Credit and Collections Policy

At some point, a customer to whom credit has been extended will not pay on time. With all of the security and other policies and procedures in place to get you paid, the penultimate step is to have a collections policy. There are numerous steps and factors to consider when crafting a collections policy, but the first step is the same as each other aspect of credit policy as a whole — it should be written down, and consistently applied.

Collections Policy Defined

A collections policy is the set of procedures a company uses to ensure payment of overdue accounts receivable. This is a very broad definition, so I like to narrow the focus as “the set of procedures a company uses to ensure payment of overdue accounts receivable, after securing the debt, and before litigation”. Generally, a collections policy systemizes the steps taken to recover amounts due prior to the initiation of litigation, if that step is required. These processes include when a customer should be contacted, how they should be contacted, how disputes are resolved, when internal or external “collectors” are used to step-up collection efforts, and ultimately when and whether to turn the account over to litigation or write-off the debt. Just like a credit policy as a whole, a collection policy is not an off-the-shelf product. Each individual business will likely want to treat the collections policy in a different way.

Just like a credit policy as a whole, a collection policy is not an off-the-shelf product. Each individual business will likely want to treat the collections policy in a different way — some are much quicker to send a sternly worded letter or firm phone call upon late payment, and some will let the account simmer for a short period of time. As with many things in life and business, a moderate approach that balances the reality of the market with the need to get paid according to the terms of the credit extended is likely the best solution. Keep in mind, though, that running a “tight ship” can let your customer know from the beginning of the relationship that you are on top of your credit department, are serious about getting paid, and that follow-up for late payment is part of the process. This can lead to less work later on.

In-House or Outsource?

The first part of any collection policy is generally in-house. The question is whether or not the collection policy should keep the whole process in-house, or if it should be eventually be outsourced, and when that point comes. Of course things like making a nice phone call before the payment is due in an attempt to ensure prompt payment, and even a stern letter after the debt becomes due are things that are easily handled in-house. There are certain things that an outside collection company can do, however, that would strain the time or resources of many businesses.

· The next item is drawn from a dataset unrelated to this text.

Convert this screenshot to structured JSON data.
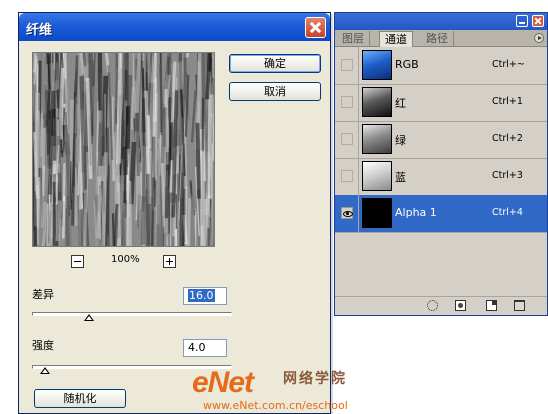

Outside debt collection agencies can be beneficial for several reasons, including experience specifically in debt-collection, notifying the debtor that the company has escalated the debt collection process, spending time and resources to continually contacting the debtor with letters or phone calls and responding to and locking down promises to pay, reporting the debtor to credit bureaus, and more. Clearly this must be balanced with the cost associated to use an outside collection agency compared to attempting to keep the process completely in-house.

Sample Collections Policy

  1. ________ days prior to account being due, send an email and make a phone call to the customer thanking them for their attention and business, and reminding them that they have an upcoming payment due date.
  2. ________ days after due date, make a phone call reminding the customer of the due date, and the balance due.
  3. If the customer is local, consider stopping by to talk and discuss the account at this time.
  4. ________ days after the phone call in (2), send a more forceful letter reminding the customer of the overdue balance, the terms under which the credit was extended, and the service charges that are accruing.
  5. ________ days after the letter in (4), send a letter notifying the customer that the account has been placed on hold, no further credit will be extended, and, if the outstanding balance is greater than $ ____________, that the matter has been turned over to an outside collections agency — turn the account over to a collections agency.
  6. ________ days/months after the account has been turned over to an outside collections agency, a determination will be made whether to 1) write off the debt; or 2) move from collections to litigation. At this point, you will likely want to send a letter to the client notifying them that their credit account has been cancelled.

Download a sample credit policy here.